Rational Emotive Behaviour Therapy (REBT) and Cognitive Behaviour Therapy (CBT) direct us to the clear link between thinking and feeling and help us to modify or restructure our emotional wiring through challenging our reflexive reactions. By challenging our irrational thoughts we can actually short-circuit our habitual reactions and alleviate our unreasonable concerns. For example, someone who is inordinately worried about losing their job and, being unable to support themselves and being worthless might look for evidence to support their belief — Is your job actually threatened? Have you done anything that might jeopardize their employment? Are there organizational changes like restructuring that might affect your current position? Didn’t you just receive high praise for their most recent project? — and so on. Even if the individual was to lose his or her job, does that automatically mean they are worthless? This kind of absolute all-or-nothing thinking and cognitive distortion can lead to all kinds of needless worry and anxiety. It is almost always reflexive and based on unsound reasoning. The absence of evidence to support our conjectures can help to eliminate the worry at its source.
Another very simple technique for eliminating worry is to consciously postpone your worry:
1. Write down your worry. This simple step forces you to face and accept your worry.
2. Set it aside.
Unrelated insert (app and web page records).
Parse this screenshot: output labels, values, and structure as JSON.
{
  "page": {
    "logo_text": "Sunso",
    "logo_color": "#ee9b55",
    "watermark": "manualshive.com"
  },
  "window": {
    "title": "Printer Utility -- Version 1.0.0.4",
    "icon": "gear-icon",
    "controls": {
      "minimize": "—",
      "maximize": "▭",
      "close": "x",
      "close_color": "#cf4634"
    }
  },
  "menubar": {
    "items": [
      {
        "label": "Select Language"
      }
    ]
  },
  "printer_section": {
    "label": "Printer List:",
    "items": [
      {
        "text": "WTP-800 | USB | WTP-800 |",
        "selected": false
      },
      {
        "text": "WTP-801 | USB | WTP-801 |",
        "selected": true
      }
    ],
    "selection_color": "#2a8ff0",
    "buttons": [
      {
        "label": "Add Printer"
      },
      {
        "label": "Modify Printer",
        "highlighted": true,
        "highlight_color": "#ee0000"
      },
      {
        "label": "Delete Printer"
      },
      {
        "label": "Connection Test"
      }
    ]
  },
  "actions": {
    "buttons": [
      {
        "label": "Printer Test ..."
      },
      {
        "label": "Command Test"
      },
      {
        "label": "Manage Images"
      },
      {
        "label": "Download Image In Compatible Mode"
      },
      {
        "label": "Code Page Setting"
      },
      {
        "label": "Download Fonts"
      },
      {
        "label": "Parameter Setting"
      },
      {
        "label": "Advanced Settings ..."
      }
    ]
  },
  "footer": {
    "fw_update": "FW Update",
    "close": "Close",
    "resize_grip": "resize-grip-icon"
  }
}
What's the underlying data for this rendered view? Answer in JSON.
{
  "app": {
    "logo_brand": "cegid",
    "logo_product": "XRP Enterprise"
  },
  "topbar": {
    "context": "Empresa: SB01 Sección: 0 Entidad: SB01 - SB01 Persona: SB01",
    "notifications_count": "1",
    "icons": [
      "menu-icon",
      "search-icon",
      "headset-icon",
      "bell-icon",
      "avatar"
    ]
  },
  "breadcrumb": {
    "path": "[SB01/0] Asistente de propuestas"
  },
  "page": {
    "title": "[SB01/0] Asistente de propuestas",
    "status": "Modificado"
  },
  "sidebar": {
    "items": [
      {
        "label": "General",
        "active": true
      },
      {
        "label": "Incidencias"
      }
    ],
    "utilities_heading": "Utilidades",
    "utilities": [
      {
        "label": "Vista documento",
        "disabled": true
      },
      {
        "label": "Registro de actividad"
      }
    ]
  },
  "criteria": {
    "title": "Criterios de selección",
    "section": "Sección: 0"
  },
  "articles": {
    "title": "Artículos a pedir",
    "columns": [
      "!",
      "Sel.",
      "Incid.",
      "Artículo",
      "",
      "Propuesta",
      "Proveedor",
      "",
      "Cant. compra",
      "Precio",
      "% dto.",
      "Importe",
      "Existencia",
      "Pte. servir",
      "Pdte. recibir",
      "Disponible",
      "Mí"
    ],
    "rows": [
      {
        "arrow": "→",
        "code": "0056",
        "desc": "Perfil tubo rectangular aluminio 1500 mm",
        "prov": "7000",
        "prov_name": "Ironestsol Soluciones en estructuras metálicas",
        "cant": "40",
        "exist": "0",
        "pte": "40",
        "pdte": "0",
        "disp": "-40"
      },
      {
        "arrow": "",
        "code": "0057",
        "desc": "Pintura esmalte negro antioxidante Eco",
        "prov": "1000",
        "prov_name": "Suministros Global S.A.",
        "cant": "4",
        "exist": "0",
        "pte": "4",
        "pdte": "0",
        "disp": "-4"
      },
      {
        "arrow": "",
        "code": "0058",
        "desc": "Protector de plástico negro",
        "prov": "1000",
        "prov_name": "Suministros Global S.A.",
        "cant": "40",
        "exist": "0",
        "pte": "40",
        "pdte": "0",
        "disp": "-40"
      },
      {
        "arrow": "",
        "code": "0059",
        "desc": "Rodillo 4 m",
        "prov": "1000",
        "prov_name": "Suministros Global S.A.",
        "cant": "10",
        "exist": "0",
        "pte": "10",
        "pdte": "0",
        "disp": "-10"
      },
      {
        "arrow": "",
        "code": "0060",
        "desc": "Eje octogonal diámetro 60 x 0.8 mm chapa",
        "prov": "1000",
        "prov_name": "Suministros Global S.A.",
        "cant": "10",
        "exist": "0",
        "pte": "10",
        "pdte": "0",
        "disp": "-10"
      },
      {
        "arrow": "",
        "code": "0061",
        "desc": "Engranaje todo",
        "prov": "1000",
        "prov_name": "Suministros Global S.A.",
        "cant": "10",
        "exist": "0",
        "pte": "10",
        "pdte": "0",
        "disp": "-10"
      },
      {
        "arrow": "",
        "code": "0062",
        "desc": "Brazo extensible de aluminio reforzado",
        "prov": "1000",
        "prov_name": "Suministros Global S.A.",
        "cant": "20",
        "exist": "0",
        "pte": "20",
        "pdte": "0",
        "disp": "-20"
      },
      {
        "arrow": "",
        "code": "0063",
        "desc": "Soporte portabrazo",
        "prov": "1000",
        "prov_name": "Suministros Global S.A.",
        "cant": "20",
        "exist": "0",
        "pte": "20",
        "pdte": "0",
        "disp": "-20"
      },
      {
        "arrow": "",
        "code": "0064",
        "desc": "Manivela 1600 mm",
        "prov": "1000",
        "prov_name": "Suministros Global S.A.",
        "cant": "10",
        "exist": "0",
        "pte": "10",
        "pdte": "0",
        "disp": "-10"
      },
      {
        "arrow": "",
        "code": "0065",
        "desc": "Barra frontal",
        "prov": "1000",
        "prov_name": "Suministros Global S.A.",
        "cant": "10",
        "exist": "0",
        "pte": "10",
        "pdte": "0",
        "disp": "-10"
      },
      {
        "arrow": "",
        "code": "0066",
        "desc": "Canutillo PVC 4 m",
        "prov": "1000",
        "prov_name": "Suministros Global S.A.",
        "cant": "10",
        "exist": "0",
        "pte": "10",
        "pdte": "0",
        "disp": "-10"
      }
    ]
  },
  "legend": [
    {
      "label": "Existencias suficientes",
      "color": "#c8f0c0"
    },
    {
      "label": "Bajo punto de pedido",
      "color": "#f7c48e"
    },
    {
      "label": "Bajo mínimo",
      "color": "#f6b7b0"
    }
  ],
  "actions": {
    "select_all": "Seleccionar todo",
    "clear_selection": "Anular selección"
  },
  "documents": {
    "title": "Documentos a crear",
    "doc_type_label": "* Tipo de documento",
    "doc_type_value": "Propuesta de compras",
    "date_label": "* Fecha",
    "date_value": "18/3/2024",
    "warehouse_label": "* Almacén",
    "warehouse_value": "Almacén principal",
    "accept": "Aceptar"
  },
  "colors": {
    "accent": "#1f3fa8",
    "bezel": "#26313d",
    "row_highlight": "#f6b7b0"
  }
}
Tell yourself that you don’t need to worry about that right now.
3. Create a worry period of fixed duration (five to fifteen minutes) where you focus exclusively on the worries on your list. Once the period is over, the rest of your day is worry free.
In a previous article, Chuck Gallozzi mentioned the importance of exercise in combating depression. The same is true of worry and anxiety. Regular exercise is a virtual panacea when it comes to worry and anxiety. Exercise helps you to feel good, to feel confident and in control of your life. It stimulates endorphins that are natural antidotes to depression, self-doubt, worry and concern.
A lot of worry is caused by uncertainty. It is well to remember that life is an uncertain affair. We can never be 100% sure of anything – except perhaps uncertainty itself.
Laughter provides an immediate cure for anxiety and worry. It is impossible to laugh and be worried at the same time. Laughter instantly elevates your mood, reduces pain and stress and boosts immunity.
Finally, Dale Carnegie reminds us,
“Do you remember the things you were worrying about a year ago? How did they work out? Didn’t you waste a lot of fruitless energy on account of most of them? Didn’t most of them turn out all right after all?”
A wise person noted, “Don’t worry about today. It’s already tomorrow in Australia”.
Miles Murphy works in the field of learning and professional development. An independent scholar, he has a wide range of interests including the humanities of East and West. He is a devotee of Buddhism and a t’ai chi ch’uan enthusiast. His poetry and other writings endeavour to poke about in the rich soil and empty sky of the human condition. Miles can be contacted at email@example.com. This article cannot be re-published without permission.